That’s part of the reason tech workers are easier to pull away, but it’s something companies and cities can combat through a variety of channels.
Focus on Culture and Retraining
One of the ways companies can boost employee retention is by focusing on improving overall corporate culture, which can mean increasing salaries and providing benefits like on-site childcare, catered meals, and social events.
“You have to pay them more, give them better working environments… that creates a more vibrant environment and helps retain them,” Mullin says.
As we’ve recently written about, retraining, or reskilling, is an increasingly important tool for organizations, and it too can have a huge impact on culture and employee retention. In a 2017 survey, 70 percent of employees said that job-related training and development opportunities influenced their decision to stay at their job. As little as a 10 percent increase in educational development has also been shown to lead to an 8.6 percent gain in productivity.
Ensure Cities Are Worth Living In
Local governments, he adds, can also play a role in fostering the type of community skilled workers want to call home.
“A place like Toronto and other cities like New York, the tech component of our economies is growing quite rapidly, and high-quality companies — like start-ups or scale-ups or even large companies — setting up shop… bodes well,” Mullin says.
But, if those cities aren’t livable, quality hires can get restless and disenchanted. So, he says, civic leaders need to regularly ask a key question: Are they making their city a good place to live?
“Public transit, affordability… if those things aren’t there, it doesn’t matter how good the job is,” Mullin warns. “You’ll start to lose people to places where they can get the work they want.”
For employers, it can be worth lobbying their local government as well, to ensure decision-makers get the memo that livable cities attract top talent — which in turn boosts the economy and attracts more talent and investment.
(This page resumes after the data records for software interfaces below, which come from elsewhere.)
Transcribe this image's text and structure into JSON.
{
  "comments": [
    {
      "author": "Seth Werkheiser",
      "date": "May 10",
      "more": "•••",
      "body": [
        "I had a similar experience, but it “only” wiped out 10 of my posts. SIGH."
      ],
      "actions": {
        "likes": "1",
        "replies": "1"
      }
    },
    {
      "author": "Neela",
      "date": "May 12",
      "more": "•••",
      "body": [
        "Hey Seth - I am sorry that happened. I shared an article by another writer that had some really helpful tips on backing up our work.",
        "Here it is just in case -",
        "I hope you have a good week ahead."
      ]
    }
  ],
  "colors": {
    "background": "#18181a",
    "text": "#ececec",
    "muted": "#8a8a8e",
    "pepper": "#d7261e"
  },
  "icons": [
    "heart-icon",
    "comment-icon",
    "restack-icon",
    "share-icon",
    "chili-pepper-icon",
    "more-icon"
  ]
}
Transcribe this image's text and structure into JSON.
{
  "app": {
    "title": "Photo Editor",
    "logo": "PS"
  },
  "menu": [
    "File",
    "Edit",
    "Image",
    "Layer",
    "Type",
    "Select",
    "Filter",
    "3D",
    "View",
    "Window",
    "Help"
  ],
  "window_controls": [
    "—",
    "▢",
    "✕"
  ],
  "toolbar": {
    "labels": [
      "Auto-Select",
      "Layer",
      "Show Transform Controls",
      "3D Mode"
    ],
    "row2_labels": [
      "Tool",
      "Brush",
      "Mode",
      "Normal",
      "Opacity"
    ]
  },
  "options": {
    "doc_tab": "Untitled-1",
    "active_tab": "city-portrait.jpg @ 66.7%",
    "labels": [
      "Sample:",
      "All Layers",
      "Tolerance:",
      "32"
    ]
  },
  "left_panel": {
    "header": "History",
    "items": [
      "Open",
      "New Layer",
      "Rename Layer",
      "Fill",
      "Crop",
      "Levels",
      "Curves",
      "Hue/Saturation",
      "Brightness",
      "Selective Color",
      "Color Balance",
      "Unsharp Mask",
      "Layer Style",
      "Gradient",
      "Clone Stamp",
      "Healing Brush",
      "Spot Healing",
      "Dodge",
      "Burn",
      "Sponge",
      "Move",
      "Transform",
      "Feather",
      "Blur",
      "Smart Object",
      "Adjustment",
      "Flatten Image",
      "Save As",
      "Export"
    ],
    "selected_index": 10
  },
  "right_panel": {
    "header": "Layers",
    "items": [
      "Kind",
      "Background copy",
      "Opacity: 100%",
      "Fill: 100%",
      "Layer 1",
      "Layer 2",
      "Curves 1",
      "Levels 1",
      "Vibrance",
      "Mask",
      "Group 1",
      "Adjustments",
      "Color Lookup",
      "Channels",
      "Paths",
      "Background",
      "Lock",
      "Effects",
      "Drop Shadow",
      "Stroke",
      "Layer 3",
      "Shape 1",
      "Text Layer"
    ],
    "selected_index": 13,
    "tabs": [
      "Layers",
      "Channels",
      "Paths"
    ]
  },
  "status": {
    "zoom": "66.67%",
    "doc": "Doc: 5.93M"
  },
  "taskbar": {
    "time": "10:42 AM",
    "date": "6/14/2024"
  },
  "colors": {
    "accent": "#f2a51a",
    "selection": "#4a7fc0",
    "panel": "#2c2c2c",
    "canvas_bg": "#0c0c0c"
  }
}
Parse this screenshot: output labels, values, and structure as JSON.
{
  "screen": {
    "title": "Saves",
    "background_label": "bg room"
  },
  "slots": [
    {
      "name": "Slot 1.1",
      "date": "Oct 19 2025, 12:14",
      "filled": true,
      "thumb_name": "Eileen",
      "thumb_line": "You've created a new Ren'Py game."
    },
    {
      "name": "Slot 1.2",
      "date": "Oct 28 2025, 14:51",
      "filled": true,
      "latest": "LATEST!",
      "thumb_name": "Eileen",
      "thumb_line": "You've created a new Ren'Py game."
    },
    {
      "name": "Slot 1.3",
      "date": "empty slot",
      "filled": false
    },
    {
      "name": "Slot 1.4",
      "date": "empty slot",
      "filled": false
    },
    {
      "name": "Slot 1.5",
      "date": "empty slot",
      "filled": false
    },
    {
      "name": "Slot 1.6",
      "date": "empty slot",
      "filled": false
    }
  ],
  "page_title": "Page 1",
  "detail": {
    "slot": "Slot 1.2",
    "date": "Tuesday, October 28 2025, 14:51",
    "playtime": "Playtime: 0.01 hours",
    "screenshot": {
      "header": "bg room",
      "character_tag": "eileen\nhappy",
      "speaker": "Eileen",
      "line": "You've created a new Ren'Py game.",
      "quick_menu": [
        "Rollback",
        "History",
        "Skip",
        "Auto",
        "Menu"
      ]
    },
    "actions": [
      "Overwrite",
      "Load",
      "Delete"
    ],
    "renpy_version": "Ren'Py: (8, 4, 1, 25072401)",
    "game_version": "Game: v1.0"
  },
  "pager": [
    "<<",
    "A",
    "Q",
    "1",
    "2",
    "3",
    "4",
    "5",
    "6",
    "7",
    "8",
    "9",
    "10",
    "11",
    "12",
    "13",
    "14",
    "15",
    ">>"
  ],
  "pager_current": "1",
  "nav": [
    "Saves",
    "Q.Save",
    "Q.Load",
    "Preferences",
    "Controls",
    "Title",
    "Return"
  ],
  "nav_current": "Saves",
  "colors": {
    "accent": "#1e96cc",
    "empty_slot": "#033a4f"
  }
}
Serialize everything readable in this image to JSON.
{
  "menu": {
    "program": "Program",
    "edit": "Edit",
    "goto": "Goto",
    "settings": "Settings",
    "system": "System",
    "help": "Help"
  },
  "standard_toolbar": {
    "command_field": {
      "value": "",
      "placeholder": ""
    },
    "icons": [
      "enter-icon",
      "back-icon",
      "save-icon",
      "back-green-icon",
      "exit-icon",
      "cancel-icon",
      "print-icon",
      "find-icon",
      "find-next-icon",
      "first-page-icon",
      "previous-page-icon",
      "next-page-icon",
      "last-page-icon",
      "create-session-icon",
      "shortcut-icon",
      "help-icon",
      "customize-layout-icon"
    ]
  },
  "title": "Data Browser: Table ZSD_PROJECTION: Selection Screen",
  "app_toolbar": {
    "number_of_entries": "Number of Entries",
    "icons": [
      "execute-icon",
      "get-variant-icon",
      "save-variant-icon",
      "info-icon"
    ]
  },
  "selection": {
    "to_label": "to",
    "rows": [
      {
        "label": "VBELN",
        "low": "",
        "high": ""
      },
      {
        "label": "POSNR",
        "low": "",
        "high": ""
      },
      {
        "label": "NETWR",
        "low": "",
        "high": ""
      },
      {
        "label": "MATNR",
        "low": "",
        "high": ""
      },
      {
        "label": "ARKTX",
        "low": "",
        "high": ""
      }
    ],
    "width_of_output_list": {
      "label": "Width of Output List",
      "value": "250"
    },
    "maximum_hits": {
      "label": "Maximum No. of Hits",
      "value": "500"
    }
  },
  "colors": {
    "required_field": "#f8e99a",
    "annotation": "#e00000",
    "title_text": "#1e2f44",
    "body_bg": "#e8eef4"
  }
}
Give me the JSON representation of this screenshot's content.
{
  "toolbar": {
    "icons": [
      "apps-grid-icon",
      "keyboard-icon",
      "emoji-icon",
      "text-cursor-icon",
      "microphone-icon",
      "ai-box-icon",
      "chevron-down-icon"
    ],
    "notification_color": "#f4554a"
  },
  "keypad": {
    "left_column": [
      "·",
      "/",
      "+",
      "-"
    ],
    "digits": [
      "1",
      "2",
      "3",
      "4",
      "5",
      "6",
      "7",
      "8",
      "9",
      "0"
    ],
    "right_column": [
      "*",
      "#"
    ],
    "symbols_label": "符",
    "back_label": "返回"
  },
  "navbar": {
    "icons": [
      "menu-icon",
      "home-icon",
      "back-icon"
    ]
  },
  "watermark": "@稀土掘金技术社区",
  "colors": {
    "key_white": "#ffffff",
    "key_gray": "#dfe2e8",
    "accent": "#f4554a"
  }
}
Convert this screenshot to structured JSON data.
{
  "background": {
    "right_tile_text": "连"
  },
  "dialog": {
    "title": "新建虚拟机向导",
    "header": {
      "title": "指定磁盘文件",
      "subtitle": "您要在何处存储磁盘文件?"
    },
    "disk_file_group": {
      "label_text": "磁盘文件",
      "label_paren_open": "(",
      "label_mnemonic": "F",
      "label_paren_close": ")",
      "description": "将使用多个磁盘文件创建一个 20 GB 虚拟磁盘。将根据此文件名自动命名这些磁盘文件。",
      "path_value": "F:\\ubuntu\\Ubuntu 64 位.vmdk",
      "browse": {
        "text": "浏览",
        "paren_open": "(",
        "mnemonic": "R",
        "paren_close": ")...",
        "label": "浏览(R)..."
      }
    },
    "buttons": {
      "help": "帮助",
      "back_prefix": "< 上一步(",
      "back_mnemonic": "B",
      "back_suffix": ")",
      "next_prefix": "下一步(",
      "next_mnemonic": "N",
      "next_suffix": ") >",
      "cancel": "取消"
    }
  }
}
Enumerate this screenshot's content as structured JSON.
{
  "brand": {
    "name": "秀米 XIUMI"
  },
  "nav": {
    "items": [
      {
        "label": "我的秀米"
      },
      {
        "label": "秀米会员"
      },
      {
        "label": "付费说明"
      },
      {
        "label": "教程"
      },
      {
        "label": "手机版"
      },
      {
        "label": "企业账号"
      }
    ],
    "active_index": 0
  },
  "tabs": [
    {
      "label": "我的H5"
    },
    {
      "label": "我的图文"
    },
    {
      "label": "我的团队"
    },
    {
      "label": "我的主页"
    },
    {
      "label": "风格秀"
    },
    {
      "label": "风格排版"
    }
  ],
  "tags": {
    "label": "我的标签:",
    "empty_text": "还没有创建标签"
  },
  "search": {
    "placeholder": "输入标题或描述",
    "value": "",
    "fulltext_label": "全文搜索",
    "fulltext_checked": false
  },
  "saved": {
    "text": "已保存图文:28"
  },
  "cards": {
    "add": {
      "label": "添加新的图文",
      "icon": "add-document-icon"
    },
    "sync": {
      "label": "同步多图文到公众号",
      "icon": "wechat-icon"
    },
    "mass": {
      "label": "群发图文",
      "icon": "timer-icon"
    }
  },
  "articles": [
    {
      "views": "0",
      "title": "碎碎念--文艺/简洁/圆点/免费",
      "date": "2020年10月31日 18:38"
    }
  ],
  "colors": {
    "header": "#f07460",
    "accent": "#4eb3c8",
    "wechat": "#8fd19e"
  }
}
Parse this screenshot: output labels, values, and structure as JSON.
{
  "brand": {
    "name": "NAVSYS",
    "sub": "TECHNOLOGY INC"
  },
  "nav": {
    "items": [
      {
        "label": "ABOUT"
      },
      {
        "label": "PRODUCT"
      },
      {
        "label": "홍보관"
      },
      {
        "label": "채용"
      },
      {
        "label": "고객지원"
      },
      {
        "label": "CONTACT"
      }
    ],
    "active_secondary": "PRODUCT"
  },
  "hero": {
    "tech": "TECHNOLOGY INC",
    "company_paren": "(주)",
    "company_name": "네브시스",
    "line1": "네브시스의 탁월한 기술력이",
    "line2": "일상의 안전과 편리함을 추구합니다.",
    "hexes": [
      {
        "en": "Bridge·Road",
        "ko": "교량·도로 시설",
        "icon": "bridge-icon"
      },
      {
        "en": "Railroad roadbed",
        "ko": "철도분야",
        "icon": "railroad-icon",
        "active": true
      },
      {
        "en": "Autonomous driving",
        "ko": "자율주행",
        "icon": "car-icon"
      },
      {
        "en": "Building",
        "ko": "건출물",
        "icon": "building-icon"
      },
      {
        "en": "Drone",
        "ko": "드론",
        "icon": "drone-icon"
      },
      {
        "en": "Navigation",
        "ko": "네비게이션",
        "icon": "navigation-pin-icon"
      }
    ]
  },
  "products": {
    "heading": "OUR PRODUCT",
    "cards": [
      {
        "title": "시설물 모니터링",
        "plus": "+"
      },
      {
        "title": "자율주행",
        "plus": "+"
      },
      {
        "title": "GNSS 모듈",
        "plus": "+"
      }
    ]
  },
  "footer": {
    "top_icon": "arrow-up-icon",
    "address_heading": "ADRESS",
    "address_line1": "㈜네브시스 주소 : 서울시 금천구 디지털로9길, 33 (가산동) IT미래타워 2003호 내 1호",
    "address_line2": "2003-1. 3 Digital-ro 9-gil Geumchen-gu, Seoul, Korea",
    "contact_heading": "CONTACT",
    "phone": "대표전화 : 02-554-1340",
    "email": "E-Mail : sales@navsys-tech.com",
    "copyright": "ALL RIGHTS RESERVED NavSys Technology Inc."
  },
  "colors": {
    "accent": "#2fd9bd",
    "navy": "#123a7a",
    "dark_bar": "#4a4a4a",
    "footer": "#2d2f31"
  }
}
In other words, a win-win.
Adapt to a More “Fluid” Labor Market
Mullin says while companies and cities need to be aware of worker preferences, and the likelihood of team members jumping ship, there’s also no cause for alarm.
“You might have a phenomenon where there is a shift of people out of cities, or out of big cities and into smaller cities, but the net effect is you still have people pouring into the tech sector,” he says.
“It would take a huge, sudden shift to suddenly have the outflow increase to such an extent that it starts to have these numbers decline.”
The bottom line? It’s natural and healthy for people to move in and out of cities, and it’s all part of a “fluid” labor market, Mullin says. And, whether companies like it or not, having workers willing to move is a good way to keep employers on their toes — so they’re always giving top hires a reason to stay.